EXERCISE DETAILS: After locating the line that contains "Extract the structured" in the listing below, write out that line and every following line exactly, with no other output.

SUPPLIED RECORDS below:

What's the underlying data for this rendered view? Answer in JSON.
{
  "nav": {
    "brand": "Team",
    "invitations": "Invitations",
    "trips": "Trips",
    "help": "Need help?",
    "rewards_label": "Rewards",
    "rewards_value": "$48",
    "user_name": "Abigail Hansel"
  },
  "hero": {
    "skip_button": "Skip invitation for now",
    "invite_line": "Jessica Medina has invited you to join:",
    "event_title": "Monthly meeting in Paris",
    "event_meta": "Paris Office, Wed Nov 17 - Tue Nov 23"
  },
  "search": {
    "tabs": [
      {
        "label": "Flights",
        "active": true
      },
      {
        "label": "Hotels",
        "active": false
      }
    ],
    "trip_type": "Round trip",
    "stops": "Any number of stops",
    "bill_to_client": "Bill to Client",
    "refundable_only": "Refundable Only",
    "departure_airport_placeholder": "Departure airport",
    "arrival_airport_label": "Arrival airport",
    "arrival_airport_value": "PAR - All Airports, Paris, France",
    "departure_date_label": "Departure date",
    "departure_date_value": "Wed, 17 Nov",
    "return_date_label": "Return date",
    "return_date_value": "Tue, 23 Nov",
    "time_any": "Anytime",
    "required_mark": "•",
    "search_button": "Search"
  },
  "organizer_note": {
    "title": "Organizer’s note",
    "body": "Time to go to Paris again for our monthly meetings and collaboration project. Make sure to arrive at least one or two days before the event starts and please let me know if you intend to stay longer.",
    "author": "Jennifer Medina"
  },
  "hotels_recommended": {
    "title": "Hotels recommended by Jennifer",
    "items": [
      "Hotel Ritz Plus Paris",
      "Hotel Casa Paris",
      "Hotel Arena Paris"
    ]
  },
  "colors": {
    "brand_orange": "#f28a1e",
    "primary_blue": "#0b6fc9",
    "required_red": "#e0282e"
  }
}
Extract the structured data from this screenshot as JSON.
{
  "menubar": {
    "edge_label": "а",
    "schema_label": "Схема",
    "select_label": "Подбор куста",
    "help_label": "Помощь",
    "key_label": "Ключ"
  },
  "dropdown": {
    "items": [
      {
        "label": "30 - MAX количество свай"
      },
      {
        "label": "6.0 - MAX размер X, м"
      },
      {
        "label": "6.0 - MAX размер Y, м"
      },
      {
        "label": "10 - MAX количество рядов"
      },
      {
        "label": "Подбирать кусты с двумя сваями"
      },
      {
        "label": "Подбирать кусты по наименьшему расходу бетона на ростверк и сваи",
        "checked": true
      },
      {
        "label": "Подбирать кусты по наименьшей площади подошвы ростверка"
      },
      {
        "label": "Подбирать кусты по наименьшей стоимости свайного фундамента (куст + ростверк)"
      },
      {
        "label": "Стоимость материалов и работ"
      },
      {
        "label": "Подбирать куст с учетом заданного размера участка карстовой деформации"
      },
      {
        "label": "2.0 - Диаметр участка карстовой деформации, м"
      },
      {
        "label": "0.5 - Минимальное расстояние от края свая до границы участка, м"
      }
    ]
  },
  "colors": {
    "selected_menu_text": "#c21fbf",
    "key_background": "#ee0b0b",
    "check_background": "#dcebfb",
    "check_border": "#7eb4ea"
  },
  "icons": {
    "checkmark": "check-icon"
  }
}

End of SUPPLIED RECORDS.

ANSWER SECTION:
Extract the structured data from this screenshot as JSON.
{
  "menubar": {
    "edge_label": "а",
    "schema_label": "Схема",
    "select_label": "Подбор куста",
    "help_label": "Помощь",
    "key_label": "Ключ"
  },
  "dropdown": {
    "items": [
      {
        "label": "30 - MAX количество свай"
      },
      {
        "label": "6.0 - MAX размер X, м"
      },
      {
        "label": "6.0 - MAX размер Y, м"
      },
      {
        "label": "10 - MAX количество рядов"
      },
      {
        "label": "Подбирать кусты с двумя сваями"
      },
      {
        "label": "Подбирать кусты по наименьшему расходу бетона на ростверк и сваи",
        "checked": true
      },
      {
        "label": "Подбирать кусты по наименьшей площади подошвы ростверка"
      },
      {
        "label": "Подбирать кусты по наименьшей стоимости свайного фундамента (куст + ростверк)"
      },
      {
        "label": "Стоимость материалов и работ"
      },
      {
        "label": "Подбирать куст с учетом заданного размера участка карстовой деформации"
      },
      {
        "label": "2.0 - Диаметр участка карстовой деформации, м"
      },
      {
        "label": "0.5 - Минимальное расстояние от края свая до границы участка, м"
      }
    ]
  },
  "colors": {
    "selected_menu_text": "#c21fbf",
    "key_background": "#ee0b0b",
    "check_background": "#dcebfb",
    "check_border": "#7eb4ea"
  },
  "icons": {
    "checkmark": "check-icon"
  }
}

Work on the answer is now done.